Answer the following questions:
1) To which social class do the Uskovs belong? How do you know?
2) Give 1 example of the tension between appearance and reality in this story.
3) Why do the Uskovs not send all their servants away for the day?
4) Why are the women excluded from the family meeting, and pretend they know nothing about the problem?
5) One uncle pleads on behalf of Sasha that he was orphaned early, received practically no education, and was left “without guidance and good, benevolent influences”. Whom does this speech unintentionally indict?
6) Using evidence from the text, support, reject, or qualify the idea that 1 theme in this story is the limit of compassion and forgiveness.
7) What does Ivan Markovitch’s use of flattery, the memory of his dead sister, and philosophy tell us about the merits of his argument?
8) Explain how there are no completely good or completely bad characters in this story.
9) What might Sasha symbolize?
10) “Tone” in literature refers to the author’s attitude toward the subject. Describe Chekhov’s tone in this story. Explain your choice.
2) Percy Bysshe Shelley (1792-1822) was one of the major English Romantic poets (and the husband of Mary Shelley, who wrote “Frankenstein”). He was a political and social radical. Although he was not famous during his life, his works influenced subsequent generations of writers and thinkers, such as Tolstoy, Marx, and Gandhi.
Shelley and his friend, the poet and novelist Horace Smith, had read of a colossal statue of Rameses II (“Ozymandias” in Greek). They competed in writing a poem about it. Shelley’s was published first, in 1818, and Smith’s a month later in the same magazine.
(Note: Avoid the youtube discussions of Shelley’s poem. They are simplistic and ill-informed.)
Answer these questions on Shelley’s poem:
1) Name the 4 speakers.
2) Define “hubris” and relate it to the poem.
3) What is “wrong” with the inscription on the pedestal?
4) Using evidence from the text, name 5 things that Ozymandias could not, ironically, command or control.
5) An overarching theme in the poem is temporality (issues of time). How does Shelley play with notions of past, present, and future in “Ozymandias”?
6) Which version of “Ozymandias” do you prefer?

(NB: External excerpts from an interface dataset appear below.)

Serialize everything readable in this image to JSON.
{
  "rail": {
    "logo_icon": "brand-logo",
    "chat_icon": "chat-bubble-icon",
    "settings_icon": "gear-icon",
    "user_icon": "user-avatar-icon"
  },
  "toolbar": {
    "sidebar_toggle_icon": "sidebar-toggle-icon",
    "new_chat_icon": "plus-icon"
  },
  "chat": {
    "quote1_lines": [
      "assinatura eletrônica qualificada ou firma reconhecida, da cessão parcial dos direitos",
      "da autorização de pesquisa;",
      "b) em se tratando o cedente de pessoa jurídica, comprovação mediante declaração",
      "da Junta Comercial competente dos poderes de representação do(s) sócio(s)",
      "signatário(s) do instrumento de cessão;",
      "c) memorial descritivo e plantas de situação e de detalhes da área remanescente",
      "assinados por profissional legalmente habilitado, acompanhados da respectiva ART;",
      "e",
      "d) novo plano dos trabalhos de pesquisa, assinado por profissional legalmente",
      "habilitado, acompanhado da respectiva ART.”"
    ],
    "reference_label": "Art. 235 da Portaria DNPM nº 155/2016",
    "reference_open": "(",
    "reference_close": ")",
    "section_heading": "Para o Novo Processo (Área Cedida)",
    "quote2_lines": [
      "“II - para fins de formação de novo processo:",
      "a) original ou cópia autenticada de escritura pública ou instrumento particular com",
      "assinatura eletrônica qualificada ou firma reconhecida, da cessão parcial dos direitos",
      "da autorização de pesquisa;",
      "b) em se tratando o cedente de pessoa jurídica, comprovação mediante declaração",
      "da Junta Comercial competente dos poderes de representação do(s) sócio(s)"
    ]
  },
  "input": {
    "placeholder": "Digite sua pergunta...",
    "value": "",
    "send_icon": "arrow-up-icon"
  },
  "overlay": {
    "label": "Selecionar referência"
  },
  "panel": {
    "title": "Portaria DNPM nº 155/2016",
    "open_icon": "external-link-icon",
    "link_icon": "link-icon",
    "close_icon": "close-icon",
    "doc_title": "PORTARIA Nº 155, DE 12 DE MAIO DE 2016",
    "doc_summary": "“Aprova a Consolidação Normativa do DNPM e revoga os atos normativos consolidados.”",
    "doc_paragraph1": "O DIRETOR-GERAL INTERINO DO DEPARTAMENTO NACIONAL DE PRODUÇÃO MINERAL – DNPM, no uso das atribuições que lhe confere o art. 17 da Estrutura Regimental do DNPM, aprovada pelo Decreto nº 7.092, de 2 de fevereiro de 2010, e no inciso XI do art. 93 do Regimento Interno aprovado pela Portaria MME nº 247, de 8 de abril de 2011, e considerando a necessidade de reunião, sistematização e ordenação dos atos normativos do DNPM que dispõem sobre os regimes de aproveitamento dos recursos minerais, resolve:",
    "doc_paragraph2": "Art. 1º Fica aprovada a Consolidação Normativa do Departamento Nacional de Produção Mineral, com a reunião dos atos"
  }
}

Why?
12th grade- read pp 129-148.
9th grade- for tomorrow: make a list of conflicts that occur in Acts I and II because of the characters’ roles.
– for Friday 5/26: read through the whistleblower handout. Select a person to write a short essay on and give a class presentation on. You will be addressing these points: 1) short bio 2) why was this whistleblowing incident important? 3) what was controversial about it? 4) what were the immediate and long-term consequences? 5) why did you choose this person? On Mon. I will ask you whom you have selected.
11th grade- continue to work on the Regents essay.
AP Psych.- continue to review for the final.
10th grade- read chapters 12 and 13. Prepare for test Mon. on chapters 1-11 (not open book). Review your notes on The Scarlet Letter. We will review that book Mon.